The United States, on the other hand, waged a brutal war to subjugate the Philippines, Asia’s first republic, in 1900, and fought five major conflicts in Asia since 1950—in Korea, Vietnam and Afghanistan, and two in Iraq. Plus even more interventions in the Western Hemisphere, from invasion in Cuba and Nicaragua to subversion in Guatemala and Chile.
Washington’s big-power ways continue today with its campaign pressuring governments to hand over cyber-surveillance whistleblower Edward Snowden.
All that makes it hard for most Asian nations to swallow the line that China is an aggressor against which the region should unite under American protection.

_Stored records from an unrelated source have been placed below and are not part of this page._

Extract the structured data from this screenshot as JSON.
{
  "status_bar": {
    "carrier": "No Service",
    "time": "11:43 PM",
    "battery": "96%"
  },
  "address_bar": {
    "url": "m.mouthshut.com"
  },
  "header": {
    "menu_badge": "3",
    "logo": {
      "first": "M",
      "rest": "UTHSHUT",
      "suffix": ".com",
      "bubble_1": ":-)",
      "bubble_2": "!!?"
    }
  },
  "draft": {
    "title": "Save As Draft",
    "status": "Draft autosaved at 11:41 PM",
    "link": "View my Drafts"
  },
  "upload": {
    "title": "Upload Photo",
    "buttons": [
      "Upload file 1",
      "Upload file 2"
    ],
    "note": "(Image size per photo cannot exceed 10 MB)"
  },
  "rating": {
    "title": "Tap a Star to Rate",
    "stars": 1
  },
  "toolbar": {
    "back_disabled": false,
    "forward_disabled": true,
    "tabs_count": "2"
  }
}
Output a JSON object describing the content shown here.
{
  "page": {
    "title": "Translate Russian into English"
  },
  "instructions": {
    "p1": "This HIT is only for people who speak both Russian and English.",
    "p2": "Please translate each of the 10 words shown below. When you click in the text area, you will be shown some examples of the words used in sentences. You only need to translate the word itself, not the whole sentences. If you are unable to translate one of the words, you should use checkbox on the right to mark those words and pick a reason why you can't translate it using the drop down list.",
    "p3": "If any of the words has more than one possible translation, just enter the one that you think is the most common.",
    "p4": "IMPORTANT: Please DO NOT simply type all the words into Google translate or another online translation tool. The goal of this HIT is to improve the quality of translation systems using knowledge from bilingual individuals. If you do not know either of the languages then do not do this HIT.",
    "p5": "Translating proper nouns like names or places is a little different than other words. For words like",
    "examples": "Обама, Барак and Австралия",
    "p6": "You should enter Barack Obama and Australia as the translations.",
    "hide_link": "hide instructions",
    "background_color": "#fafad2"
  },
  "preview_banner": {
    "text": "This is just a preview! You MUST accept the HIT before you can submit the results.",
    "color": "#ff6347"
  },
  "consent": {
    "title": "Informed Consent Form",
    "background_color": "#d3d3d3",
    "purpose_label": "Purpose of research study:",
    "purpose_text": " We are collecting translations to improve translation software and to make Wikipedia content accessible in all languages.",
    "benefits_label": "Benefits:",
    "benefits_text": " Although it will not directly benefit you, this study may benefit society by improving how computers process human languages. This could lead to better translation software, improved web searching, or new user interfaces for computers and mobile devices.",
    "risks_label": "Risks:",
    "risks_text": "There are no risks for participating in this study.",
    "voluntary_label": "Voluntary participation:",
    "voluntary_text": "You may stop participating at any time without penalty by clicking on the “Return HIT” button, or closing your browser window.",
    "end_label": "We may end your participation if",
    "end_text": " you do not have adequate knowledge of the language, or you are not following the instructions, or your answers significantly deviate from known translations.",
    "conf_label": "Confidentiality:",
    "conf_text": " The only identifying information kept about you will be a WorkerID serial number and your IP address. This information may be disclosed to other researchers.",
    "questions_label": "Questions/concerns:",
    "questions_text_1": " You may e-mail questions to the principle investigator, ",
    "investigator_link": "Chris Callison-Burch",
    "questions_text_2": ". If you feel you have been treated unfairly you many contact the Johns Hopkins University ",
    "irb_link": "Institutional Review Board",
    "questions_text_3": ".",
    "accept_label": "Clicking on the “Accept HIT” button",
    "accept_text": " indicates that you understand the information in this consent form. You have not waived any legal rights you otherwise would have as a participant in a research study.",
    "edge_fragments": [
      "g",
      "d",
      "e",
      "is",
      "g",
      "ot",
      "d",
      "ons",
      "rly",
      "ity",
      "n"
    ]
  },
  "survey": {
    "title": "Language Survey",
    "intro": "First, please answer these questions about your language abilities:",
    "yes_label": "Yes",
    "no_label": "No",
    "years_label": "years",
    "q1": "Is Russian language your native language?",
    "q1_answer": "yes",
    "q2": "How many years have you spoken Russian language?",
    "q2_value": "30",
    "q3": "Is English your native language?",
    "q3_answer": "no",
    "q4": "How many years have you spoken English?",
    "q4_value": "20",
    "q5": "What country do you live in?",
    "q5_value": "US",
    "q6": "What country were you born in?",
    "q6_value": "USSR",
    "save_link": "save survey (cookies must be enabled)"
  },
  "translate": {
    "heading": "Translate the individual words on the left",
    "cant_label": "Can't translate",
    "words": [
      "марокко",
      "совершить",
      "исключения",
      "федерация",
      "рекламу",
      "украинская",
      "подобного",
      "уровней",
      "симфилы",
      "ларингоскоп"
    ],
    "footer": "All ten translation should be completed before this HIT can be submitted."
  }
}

Nor are they going to sacrifice burgeoning trade and investment ties with the region’s main economic growth engine by becoming its adversaries.
Rather, most of Asia will follow what has been Asean’s longstanding policy of being friends with all major powers, as envisioned in its 1971 Declaration promoting a Zone of Peace, Freedom and Neutrality (ZOPFAN) in Southeast Asia. Big nations will always be competing for influence and clout; little ones should generally avoid taking sides and getting caught in the crossfire.
That should be one key principle in addressing the Philippines’ security problems with China: Restore the warm but equidistant relations the country has had with America, China and Japan for at least the past decade. Two other tenets toward true national security: Downplay disputes and undertake confidence-boosting collaboration. And lastly, build up Philippine defense capabilities, rather than depending on other nations.
For space reasons, this article will need to extend to a third part on Friday outlining a roadmap toward regional harmony and Philippine national security. The way forward won’t be easy, but it can work.
(The first part of the article appeared on Monday. The last will be published on Friday.)